- **TASK BRIEF**:
The answer must consist of the entries, copied exactly and in full.
INPUT FOR THIS TASK START
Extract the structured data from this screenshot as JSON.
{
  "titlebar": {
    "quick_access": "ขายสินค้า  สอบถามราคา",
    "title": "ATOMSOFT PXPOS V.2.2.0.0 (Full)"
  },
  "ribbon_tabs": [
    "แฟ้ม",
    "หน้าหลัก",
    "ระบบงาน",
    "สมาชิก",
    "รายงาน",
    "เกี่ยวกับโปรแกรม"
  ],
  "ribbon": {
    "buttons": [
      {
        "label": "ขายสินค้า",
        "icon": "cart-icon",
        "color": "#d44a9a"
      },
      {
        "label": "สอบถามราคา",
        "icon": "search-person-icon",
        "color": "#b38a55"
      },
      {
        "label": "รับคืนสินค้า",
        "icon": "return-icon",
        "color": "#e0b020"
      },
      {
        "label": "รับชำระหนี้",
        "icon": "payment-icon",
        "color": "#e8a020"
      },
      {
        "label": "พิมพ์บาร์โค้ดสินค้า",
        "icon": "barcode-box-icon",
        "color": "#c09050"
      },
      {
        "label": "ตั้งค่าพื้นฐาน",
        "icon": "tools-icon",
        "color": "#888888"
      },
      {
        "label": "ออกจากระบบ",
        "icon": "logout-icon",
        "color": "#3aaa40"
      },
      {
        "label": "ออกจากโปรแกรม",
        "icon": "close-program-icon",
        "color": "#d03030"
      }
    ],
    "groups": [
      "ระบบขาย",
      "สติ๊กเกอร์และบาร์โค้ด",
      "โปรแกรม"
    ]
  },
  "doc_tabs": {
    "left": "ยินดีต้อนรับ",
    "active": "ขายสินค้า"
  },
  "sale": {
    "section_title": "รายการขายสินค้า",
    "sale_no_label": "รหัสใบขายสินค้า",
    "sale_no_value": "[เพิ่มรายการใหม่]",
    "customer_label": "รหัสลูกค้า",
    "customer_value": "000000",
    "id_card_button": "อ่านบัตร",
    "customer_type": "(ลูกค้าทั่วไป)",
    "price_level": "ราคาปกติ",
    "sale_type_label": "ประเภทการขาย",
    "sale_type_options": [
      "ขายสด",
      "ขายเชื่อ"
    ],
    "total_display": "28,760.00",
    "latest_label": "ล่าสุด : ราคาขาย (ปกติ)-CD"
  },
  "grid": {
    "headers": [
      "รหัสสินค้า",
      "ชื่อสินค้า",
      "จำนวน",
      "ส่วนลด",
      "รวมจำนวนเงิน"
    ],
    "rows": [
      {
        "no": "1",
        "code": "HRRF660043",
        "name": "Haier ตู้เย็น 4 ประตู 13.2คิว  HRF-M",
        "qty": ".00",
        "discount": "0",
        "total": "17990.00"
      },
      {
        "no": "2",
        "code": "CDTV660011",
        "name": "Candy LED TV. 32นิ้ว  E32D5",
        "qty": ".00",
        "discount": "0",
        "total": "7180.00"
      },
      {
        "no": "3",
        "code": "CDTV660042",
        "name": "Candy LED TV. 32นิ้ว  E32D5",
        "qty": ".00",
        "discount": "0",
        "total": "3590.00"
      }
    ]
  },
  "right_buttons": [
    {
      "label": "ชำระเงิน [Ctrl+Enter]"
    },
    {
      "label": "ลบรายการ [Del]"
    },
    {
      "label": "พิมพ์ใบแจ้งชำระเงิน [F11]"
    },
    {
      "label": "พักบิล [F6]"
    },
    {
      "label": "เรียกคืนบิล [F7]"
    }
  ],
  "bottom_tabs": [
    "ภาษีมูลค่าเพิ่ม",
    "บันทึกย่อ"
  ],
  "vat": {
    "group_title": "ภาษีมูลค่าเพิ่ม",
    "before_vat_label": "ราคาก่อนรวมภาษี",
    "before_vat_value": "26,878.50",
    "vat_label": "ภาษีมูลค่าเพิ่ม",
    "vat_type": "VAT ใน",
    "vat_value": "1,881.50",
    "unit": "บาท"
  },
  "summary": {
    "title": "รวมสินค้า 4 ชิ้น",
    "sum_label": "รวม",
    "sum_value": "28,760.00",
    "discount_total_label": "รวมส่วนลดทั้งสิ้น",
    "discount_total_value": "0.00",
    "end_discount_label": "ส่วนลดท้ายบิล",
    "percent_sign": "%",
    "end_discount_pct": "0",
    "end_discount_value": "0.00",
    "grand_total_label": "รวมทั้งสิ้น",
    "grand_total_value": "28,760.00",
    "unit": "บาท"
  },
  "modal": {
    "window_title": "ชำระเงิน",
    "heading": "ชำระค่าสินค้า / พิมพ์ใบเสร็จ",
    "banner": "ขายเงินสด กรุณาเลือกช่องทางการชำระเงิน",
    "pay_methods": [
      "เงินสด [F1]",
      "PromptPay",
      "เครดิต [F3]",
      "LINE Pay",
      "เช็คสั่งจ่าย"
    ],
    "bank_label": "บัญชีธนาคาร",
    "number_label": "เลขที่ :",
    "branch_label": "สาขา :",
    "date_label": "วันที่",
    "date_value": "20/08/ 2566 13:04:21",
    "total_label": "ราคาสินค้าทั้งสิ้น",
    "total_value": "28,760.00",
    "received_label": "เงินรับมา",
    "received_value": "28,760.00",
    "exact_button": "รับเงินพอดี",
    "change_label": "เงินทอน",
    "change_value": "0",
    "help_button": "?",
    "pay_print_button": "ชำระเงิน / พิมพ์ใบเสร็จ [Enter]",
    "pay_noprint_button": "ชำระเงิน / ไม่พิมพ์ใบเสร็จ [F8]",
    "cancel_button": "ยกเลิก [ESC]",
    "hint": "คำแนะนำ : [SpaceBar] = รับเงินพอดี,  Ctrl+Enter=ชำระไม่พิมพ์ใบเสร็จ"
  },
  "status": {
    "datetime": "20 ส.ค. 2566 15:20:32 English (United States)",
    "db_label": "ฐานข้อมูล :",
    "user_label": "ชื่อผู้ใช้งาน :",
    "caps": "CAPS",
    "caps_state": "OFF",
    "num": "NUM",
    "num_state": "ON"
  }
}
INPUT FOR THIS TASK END
- **EXERCISE ANSWER**:
Extract the structured data from this screenshot as JSON.
{
  "titlebar": {
    "quick_access": "ขายสินค้า  สอบถามราคา",
    "title": "ATOMSOFT PXPOS V.2.2.0.0 (Full)"
  },
  "ribbon_tabs": [
    "แฟ้ม",
    "หน้าหลัก",
    "ระบบงาน",
    "สมาชิก",
    "รายงาน",
    "เกี่ยวกับโปรแกรม"
  ],
  "ribbon": {
    "buttons": [
      {
        "label": "ขายสินค้า",
        "icon": "cart-icon",
        "color": "#d44a9a"
      },
      {
        "label": "สอบถามราคา",
        "icon": "search-person-icon",
        "color": "#b38a55"
      },
      {
        "label": "รับคืนสินค้า",
        "icon": "return-icon",
        "color": "#e0b020"
      },
      {
        "label": "รับชำระหนี้",
        "icon": "payment-icon",
        "color": "#e8a020"
      },
      {
        "label": "พิมพ์บาร์โค้ดสินค้า",
        "icon": "barcode-box-icon",
        "color": "#c09050"
      },
      {
        "label": "ตั้งค่าพื้นฐาน",
        "icon": "tools-icon",
        "color": "#888888"
      },
      {
        "label": "ออกจากระบบ",
        "icon": "logout-icon",
        "color": "#3aaa40"
      },
      {
        "label": "ออกจากโปรแกรม",
        "icon": "close-program-icon",
        "color": "#d03030"
      }
    ],
    "groups": [
      "ระบบขาย",
      "สติ๊กเกอร์และบาร์โค้ด",
      "โปรแกรม"
    ]
  },
  "doc_tabs": {
    "left": "ยินดีต้อนรับ",
    "active": "ขายสินค้า"
  },
  "sale": {
    "section_title": "รายการขายสินค้า",
    "sale_no_label": "รหัสใบขายสินค้า",
    "sale_no_value": "[เพิ่มรายการใหม่]",
    "customer_label": "รหัสลูกค้า",
    "customer_value": "000000",
    "id_card_button": "อ่านบัตร",
    "customer_type": "(ลูกค้าทั่วไป)",
    "price_level": "ราคาปกติ",
    "sale_type_label": "ประเภทการขาย",
    "sale_type_options": [
      "ขายสด",
      "ขายเชื่อ"
    ],
    "total_display": "28,760.00",
    "latest_label": "ล่าสุด : ราคาขาย (ปกติ)-CD"
  },
  "grid": {
    "headers": [
      "รหัสสินค้า",
      "ชื่อสินค้า",
      "จำนวน",
      "ส่วนลด",
      "รวมจำนวนเงิน"
    ],
    "rows": [
      {
        "no": "1",
        "code": "HRRF660043",
        "name": "Haier ตู้เย็น 4 ประตู 13.2คิว  HRF-M",
        "qty": ".00",
        "discount": "0",
        "total": "17990.00"
      },
      {
        "no": "2",
        "code": "CDTV660011",
        "name": "Candy LED TV. 32นิ้ว  E32D5",
        "qty": ".00",
        "discount": "0",
        "total": "7180.00"
      },
      {
        "no": "3",
        "code": "CDTV660042",
        "name": "Candy LED TV. 32นิ้ว  E32D5",
        "qty": ".00",
        "discount": "0",
        "total": "3590.00"
      }
    ]
  },
  "right_buttons": [
    {
      "label": "ชำระเงิน [Ctrl+Enter]"
    },
    {
      "label": "ลบรายการ [Del]"
    },
    {
      "label": "พิมพ์ใบแจ้งชำระเงิน [F11]"
    },
    {
      "label": "พักบิล [F6]"
    },
    {
      "label": "เรียกคืนบิล [F7]"
    }
  ],
  "bottom_tabs": [
    "ภาษีมูลค่าเพิ่ม",
    "บันทึกย่อ"
  ],
  "vat": {
    "group_title": "ภาษีมูลค่าเพิ่ม",
    "before_vat_label": "ราคาก่อนรวมภาษี",
    "before_vat_value": "26,878.50",
    "vat_label": "ภาษีมูลค่าเพิ่ม",
    "vat_type": "VAT ใน",
    "vat_value": "1,881.50",
    "unit": "บาท"
  },
  "summary": {
    "title": "รวมสินค้า 4 ชิ้น",
    "sum_label": "รวม",
    "sum_value": "28,760.00",
    "discount_total_label": "รวมส่วนลดทั้งสิ้น",
    "discount_total_value": "0.00",
    "end_discount_label": "ส่วนลดท้ายบิล",
    "percent_sign": "%",
    "end_discount_pct": "0",
    "end_discount_value": "0.00",
    "grand_total_label": "รวมทั้งสิ้น",
    "grand_total_value": "28,760.00",
    "unit": "บาท"
  },
  "modal": {
    "window_title": "ชำระเงิน",
    "heading": "ชำระค่าสินค้า / พิมพ์ใบเสร็จ",
    "banner": "ขายเงินสด กรุณาเลือกช่องทางการชำระเงิน",
    "pay_methods": [
      "เงินสด [F1]",
      "PromptPay",
      "เครดิต [F3]",
      "LINE Pay",
      "เช็คสั่งจ่าย"
    ],
    "bank_label": "บัญชีธนาคาร",
    "number_label": "เลขที่ :",
    "branch_label": "สาขา :",
    "date_label": "วันที่",
    "date_value": "20/08/ 2566 13:04:21",
    "total_label": "ราคาสินค้าทั้งสิ้น",
    "total_value": "28,760.00",
    "received_label": "เงินรับมา",
    "received_value": "28,760.00",
    "exact_button": "รับเงินพอดี",
    "change_label": "เงินทอน",
    "change_value": "0",
    "help_button": "?",
    "pay_print_button": "ชำระเงิน / พิมพ์ใบเสร็จ [Enter]",
    "pay_noprint_button": "ชำระเงิน / ไม่พิมพ์ใบเสร็จ [F8]",
    "cancel_button": "ยกเลิก [ESC]",
    "hint": "คำแนะนำ : [SpaceBar] = รับเงินพอดี,  Ctrl+Enter=ชำระไม่พิมพ์ใบเสร็จ"
  },
  "status": {
    "datetime": "20 ส.ค. 2566 15:20:32 English (United States)",
    "db_label": "ฐานข้อมูล :",
    "user_label": "ชื่อผู้ใช้งาน :",
    "caps": "CAPS",
    "caps_state": "OFF",
    "num": "NUM",
    "num_state": "ON"
  }
}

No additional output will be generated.